Being a journalist in Mexico is dangerous. Reporters working in states most affected by drug-related violence have seen their beat change drastically since 2006, when former Mexican President Felipe Calderón launched an offensive against organized crime. For many journalists, local news now involves reporting on turf wars, missing people and mass graves. The type of news being covered is riskier, and having adequate security protocols has become all the more important.
As attacks against journalists have increased, with five journalists confirmed as being killed in direct reprisal for their work in the last three years, reporters began thinking up ways of keeping themselves safer. A colleague, from a state in the north of Mexico, explained that every time a reporter leaves the office to cover a story it is common procedure to call a fellow journalist to let them know the route being taken as well as arrival and departure times. Journalists covering the crime beat in a state in the northeast of Mexico now move together to and from events. They say there is greater safety in numbers.
Journalists traveling from Mexico City, which has largely been unaffected by the violence, to report on news in other areas of the country, also follow certain security procedures. Some reporters have a check-in system, calling designated contacts at certain hours of the day when out in the field, or they carry a GPS device, making it easier to locate them. But sometimes they travel alone, advising just one or two people. They think about the story, not about safety.
Each assignment throws up questions about security. What do I do if there is a road block? Is the route I am taking safe? What is the best way to alert friends and colleagues without drawing attention to myself? In 2011, these were questions that I was asking myself while on reporting trips. I started thinking that there must be an easier and more efficient way to contact people when working in dangerous areas.
When I met fellow journalist Diego Mendiburu, we realized the part technology could play. At the end of 2011, Mendiburu and I had the idea for Hancel, an Android app that links journalists working in high-risk areas to a preselected list of contacts and to NGOs dedicated to defending freedom of expression.

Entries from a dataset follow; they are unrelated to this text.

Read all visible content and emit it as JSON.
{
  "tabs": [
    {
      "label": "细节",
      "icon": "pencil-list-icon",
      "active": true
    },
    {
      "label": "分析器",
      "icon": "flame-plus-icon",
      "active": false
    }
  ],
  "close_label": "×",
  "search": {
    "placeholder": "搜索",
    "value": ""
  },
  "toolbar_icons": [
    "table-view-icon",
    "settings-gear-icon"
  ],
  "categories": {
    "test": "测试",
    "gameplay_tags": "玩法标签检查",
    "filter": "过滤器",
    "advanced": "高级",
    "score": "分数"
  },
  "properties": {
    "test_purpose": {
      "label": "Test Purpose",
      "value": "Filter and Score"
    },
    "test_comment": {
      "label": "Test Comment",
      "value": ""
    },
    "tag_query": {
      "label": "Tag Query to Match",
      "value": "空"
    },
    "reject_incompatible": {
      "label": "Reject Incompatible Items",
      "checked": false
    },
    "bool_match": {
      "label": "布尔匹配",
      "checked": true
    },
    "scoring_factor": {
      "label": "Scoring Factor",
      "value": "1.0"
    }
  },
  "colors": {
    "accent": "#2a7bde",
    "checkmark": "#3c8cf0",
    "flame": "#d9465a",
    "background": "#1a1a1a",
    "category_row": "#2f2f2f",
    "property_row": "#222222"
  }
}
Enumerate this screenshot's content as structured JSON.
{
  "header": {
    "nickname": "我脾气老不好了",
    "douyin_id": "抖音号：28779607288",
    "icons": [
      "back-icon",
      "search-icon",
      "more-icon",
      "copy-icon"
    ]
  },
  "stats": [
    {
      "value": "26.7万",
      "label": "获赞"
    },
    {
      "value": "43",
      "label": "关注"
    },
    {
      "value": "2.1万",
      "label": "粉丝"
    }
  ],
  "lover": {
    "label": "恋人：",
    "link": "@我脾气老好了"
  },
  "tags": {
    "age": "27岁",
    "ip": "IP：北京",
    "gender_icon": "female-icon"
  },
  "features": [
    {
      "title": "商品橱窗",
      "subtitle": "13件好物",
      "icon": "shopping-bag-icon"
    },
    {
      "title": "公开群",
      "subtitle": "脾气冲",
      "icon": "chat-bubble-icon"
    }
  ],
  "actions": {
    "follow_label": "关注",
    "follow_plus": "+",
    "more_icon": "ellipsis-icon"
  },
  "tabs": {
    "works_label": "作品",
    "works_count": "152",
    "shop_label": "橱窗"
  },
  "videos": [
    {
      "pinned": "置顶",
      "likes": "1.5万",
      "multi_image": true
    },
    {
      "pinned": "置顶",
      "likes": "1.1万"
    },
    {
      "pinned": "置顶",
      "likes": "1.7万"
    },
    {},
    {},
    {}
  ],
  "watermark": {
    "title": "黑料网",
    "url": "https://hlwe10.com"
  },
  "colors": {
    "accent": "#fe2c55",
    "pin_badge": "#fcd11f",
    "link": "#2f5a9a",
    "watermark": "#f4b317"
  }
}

The idea was simple, but building the app was not. We were two journalists with no contacts in technology, no idea of how to run a project, and even less an idea about funding. Two years on, Hancel is in beta phase and being piloted in both Mexico and Colombia. The project has the support of both local and international organizations, and in March last year received funding from the Knight Foundation. But there is still much work to be done.

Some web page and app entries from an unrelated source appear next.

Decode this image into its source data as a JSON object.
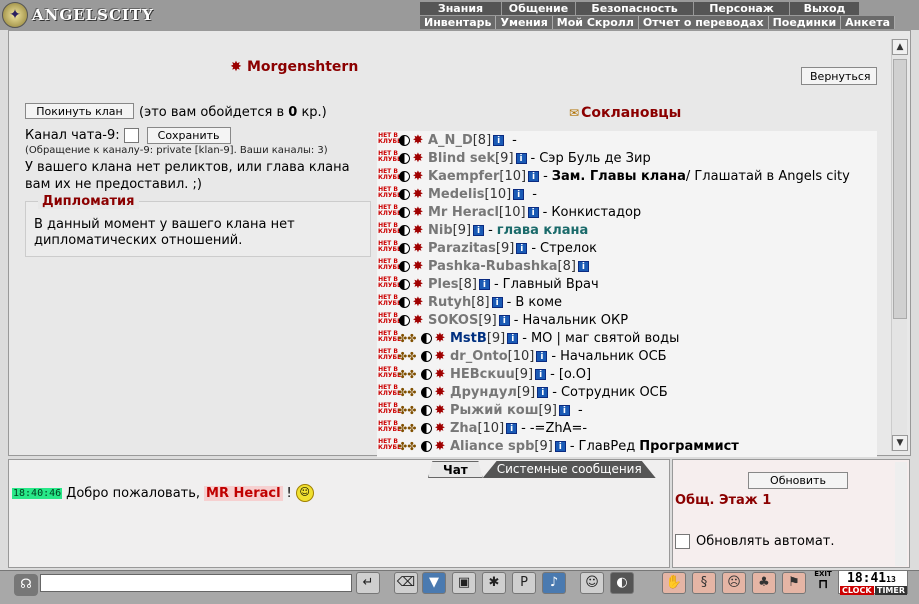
{
  "logo": {
    "text": "ANGELSCITY"
  },
  "menu_top": [
    "Знания",
    "Общение",
    "Безопасность",
    "Персонаж",
    "Выход"
  ],
  "menu_sub": [
    "Инвентарь",
    "Умения",
    "Мой Скролл",
    "Отчет о переводах",
    "Поединки",
    "Анкета"
  ],
  "clan": {
    "name": "Morgenshtern",
    "back_label": "Вернуться",
    "leave_label": "Покинуть клан",
    "leave_cost_pre": "(это вам обойдется в ",
    "leave_cost_num": "0",
    "leave_cost_post": " кр.)",
    "channel_label": "Канал чата-9:",
    "save_label": "Сохранить",
    "channel_hint": "(Обращение к каналу-9: private [klan-9]. Ваши каналы: 3)",
    "relics_text": "У вашего клана нет реликтов, или глава клана вам их не предоставил. ;)",
    "diplomacy_title": "Дипломатия",
    "diplomacy_text": "В данный момент у вашего клана нет дипломатических отношений."
  },
  "members_title": "Соклановцы",
  "members": [
    {
      "name": "A_N_D",
      "level": "[8]",
      "role": "-",
      "role_style": "",
      "extra": false
    },
    {
      "name": "Blind sek",
      "level": "[9]",
      "role": "Сэр Буль де Зир",
      "role_style": "",
      "extra": false
    },
    {
      "name": "Kaempfer",
      "level": "[10]",
      "role": "Зам. Главы клана",
      "role2": " / Глашатай в Angels city",
      "role_style": "b",
      "extra": false
    },
    {
      "name": "Medelis",
      "level": "[10]",
      "role": "-",
      "role_style": "",
      "extra": false
    },
    {
      "name": "Mr Heracl",
      "level": "[10]",
      "role": "Конкистадор",
      "role_style": "",
      "extra": false
    },
    {
      "name": "Nib",
      "level": "[9]",
      "role": "глава клана",
      "role_style": "g",
      "extra": false
    },
    {
      "name": "Parazitas",
      "level": "[9]",
      "role": "Стрелок",
      "role_style": "",
      "extra": false
    },
    {
      "name": "Pashka-Rubashka",
      "level": "[8]",
      "role": "",
      "role_style": "",
      "extra": false
    },
    {
      "name": "Ples",
      "level": "[8]",
      "role": "Главный Врач",
      "role_style": "",
      "extra": false
    },
    {
      "name": "Rutyh",
      "level": "[8]",
      "role": "В коме",
      "role_style": "",
      "extra": false
    },
    {
      "name": "SOKOS",
      "level": "[9]",
      "role": "Начальник ОКР",
      "role_style": "",
      "extra": false
    },
    {
      "name": "MstB",
      "level": "[9]",
      "role": "МО | маг святой воды",
      "role_style": "",
      "extra": true,
      "blue": true
    },
    {
      "name": "dr_Onto",
      "level": "[10]",
      "role": "Начальник ОСБ",
      "role_style": "",
      "extra": true
    },
    {
      "name": "НЕВскuu",
      "level": "[9]",
      "role": "[o.O]",
      "role_style": "",
      "extra": true
    },
    {
      "name": "Друндул",
      "level": "[9]",
      "role": "Сотрудник ОСБ",
      "role_style": "",
      "extra": true
    },
    {
      "name": "Рыжий кош",
      "level": "[9]",
      "role": "-",
      "role_style": "",
      "extra": true
    },
    {
      "name": "Zha",
      "level": "[10]",
      "role": "-=ZhA=-",
      "role_style": "",
      "extra": true
    },
    {
      "name": "Aliance spb",
      "level": "[9]",
      "role": "ГлавРед",
      "role2": " Программист",
      "role_style": "",
      "role2_bold": true,
      "extra": true
    }
  ],
  "chat": {
    "tab_chat": "Чат",
    "tab_system": "Системные сообщения",
    "timestamp": "18:40:46",
    "greeting_pre": "Добро пожаловать, ",
    "user": "MR Heracl",
    "greeting_post": "!"
  },
  "right_panel": {
    "refresh_label": "Обновить",
    "location": "Общ. Этаж 1",
    "auto_label": "Обновлять автомат."
  },
  "bottom": {
    "exit_label": "EXIT",
    "clock_time": "18:41",
    "clock_sec": "13",
    "clock_label": "CLOCK",
    "timer_label": "TIMER"
  }
}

Hancel has taught us a lot about what it means to be a journalist trying to figure out the tech world. Over the coming months, I will be outlining the experiences that we have had while building Hancel, from where to find a programmer to explaining what a hack day is. We hope that by talking about this, we will encourage other journalists not only to start their own projects, but to also build long-lasting relationships with the tech community.

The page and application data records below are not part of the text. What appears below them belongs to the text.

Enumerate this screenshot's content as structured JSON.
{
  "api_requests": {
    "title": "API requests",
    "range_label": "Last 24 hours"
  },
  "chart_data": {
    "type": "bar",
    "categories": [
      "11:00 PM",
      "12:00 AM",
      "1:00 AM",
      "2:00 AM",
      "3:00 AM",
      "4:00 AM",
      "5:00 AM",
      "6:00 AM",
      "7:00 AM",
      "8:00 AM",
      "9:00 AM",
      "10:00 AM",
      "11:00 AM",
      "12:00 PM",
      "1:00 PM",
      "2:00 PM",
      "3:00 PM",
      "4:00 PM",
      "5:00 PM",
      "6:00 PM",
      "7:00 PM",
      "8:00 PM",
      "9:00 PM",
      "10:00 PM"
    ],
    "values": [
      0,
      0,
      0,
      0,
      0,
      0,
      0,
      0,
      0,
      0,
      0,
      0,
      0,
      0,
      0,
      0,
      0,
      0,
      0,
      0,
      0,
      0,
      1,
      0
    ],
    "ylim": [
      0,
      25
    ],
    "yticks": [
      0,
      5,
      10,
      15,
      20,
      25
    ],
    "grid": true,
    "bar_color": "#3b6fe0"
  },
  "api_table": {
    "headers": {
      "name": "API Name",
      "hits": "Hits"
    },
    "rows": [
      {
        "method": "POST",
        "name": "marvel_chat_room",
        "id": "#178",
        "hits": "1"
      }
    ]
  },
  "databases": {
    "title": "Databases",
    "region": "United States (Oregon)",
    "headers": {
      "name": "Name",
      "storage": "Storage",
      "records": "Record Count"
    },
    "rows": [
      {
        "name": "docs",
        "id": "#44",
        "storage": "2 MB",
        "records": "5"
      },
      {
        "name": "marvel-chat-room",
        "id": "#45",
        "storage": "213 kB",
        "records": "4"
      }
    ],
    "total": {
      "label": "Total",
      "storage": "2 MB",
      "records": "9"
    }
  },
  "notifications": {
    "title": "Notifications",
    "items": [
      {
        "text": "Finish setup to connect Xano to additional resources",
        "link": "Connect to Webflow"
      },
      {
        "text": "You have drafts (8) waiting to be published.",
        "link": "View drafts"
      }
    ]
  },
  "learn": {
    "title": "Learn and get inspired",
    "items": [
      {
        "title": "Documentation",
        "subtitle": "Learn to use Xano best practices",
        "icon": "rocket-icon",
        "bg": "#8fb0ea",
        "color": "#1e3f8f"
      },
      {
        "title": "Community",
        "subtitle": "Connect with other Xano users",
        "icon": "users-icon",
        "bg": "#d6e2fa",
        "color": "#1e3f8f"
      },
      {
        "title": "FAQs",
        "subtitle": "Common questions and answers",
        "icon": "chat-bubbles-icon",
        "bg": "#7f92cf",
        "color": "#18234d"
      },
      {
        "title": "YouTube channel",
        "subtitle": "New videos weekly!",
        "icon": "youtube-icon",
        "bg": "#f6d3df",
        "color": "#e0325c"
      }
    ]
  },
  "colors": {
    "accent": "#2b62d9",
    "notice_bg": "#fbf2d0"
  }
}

Ela Stapley is a journalist based in Mexico. She is co-founder of Hancel, a Smartphone app linking journalists working in high-risk areas with a pre-selected list of contacts and NGOs dedicated to defending freedom of speech. In 2013, Ela co-founded Factual_, an organization that provides Latin American journalists with the tools needed to start their own innovation projects. She has an MA in International Journalism from Cardiff University. Contact her @elastapley or email@example.com
JournoSec is a column aimed at helping journalists better under the security, privacy and anonymity challenges they currently face, and steps they can take to protect themselves. Managed by OpenITP Outreach Manager Sandra Ordonez, it brings together leading voices from the community behind open-source technologies that circumvent censorship and surveillance. For more information, follow @OpenITP. To become more involved, contact sandraordonez AT OpenITP DOT org.